[Data about app and page elements]
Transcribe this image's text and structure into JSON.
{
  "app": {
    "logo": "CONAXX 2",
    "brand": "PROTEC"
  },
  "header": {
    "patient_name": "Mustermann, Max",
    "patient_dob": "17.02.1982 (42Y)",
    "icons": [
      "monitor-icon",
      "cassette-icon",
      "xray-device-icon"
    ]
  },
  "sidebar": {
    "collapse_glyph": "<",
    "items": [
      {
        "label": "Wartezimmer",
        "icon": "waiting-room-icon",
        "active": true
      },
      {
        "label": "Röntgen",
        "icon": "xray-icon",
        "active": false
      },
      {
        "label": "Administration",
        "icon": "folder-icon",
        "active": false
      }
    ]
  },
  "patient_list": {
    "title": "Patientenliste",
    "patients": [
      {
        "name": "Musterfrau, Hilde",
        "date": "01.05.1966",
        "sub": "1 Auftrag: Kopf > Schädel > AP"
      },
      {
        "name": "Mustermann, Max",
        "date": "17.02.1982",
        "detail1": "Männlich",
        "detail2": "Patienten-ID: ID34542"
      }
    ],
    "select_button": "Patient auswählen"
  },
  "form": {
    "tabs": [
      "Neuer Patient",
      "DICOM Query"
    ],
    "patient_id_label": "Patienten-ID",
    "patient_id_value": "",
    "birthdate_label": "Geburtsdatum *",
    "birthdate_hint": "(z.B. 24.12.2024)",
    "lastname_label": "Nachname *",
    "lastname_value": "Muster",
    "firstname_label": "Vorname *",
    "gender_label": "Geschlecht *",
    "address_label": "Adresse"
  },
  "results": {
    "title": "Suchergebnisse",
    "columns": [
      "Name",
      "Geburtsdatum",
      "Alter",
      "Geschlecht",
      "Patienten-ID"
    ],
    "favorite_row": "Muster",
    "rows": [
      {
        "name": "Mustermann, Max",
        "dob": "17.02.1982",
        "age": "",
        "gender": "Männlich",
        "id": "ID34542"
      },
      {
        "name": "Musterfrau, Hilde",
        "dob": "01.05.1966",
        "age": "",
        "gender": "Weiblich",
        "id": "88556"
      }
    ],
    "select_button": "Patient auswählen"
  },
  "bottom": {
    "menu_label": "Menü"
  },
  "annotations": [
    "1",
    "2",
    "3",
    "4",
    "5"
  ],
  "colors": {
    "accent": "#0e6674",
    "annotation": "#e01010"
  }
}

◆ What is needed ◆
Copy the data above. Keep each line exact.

◆ Finished task ◆
Transcribe this image's text and structure into JSON.
{
  "app": {
    "logo": "CONAXX 2",
    "brand": "PROTEC"
  },
  "header": {
    "patient_name": "Mustermann, Max",
    "patient_dob": "17.02.1982 (42Y)",
    "icons": [
      "monitor-icon",
      "cassette-icon",
      "xray-device-icon"
    ]
  },
  "sidebar": {
    "collapse_glyph": "<",
    "items": [
      {
        "label": "Wartezimmer",
        "icon": "waiting-room-icon",
        "active": true
      },
      {
        "label": "Röntgen",
        "icon": "xray-icon",
        "active": false
      },
      {
        "label": "Administration",
        "icon": "folder-icon",
        "active": false
      }
    ]
  },
  "patient_list": {
    "title": "Patientenliste",
    "patients": [
      {
        "name": "Musterfrau, Hilde",
        "date": "01.05.1966",
        "sub": "1 Auftrag: Kopf > Schädel > AP"
      },
      {
        "name": "Mustermann, Max",
        "date": "17.02.1982",
        "detail1": "Männlich",
        "detail2": "Patienten-ID: ID34542"
      }
    ],
    "select_button": "Patient auswählen"
  },
  "form": {
    "tabs": [
      "Neuer Patient",
      "DICOM Query"
    ],
    "patient_id_label": "Patienten-ID",
    "patient_id_value": "",
    "birthdate_label": "Geburtsdatum *",
    "birthdate_hint": "(z.B. 24.12.2024)",
    "lastname_label": "Nachname *",
    "lastname_value": "Muster",
    "firstname_label": "Vorname *",
    "gender_label": "Geschlecht *",
    "address_label": "Adresse"
  },
  "results": {
    "title": "Suchergebnisse",
    "columns": [
      "Name",
      "Geburtsdatum",
      "Alter",
      "Geschlecht",
      "Patienten-ID"
    ],
    "favorite_row": "Muster",
    "rows": [
      {
        "name": "Mustermann, Max",
        "dob": "17.02.1982",
        "age": "",
        "gender": "Männlich",
        "id": "ID34542"
      },
      {
        "name": "Musterfrau, Hilde",
        "dob": "01.05.1966",
        "age": "",
        "gender": "Weiblich",
        "id": "88556"
      }
    ],
    "select_button": "Patient auswählen"
  },
  "bottom": {
    "menu_label": "Menü"
  },
  "annotations": [
    "1",
    "2",
    "3",
    "4",
    "5"
  ],
  "colors": {
    "accent": "#0e6674",
    "annotation": "#e01010"
  }
}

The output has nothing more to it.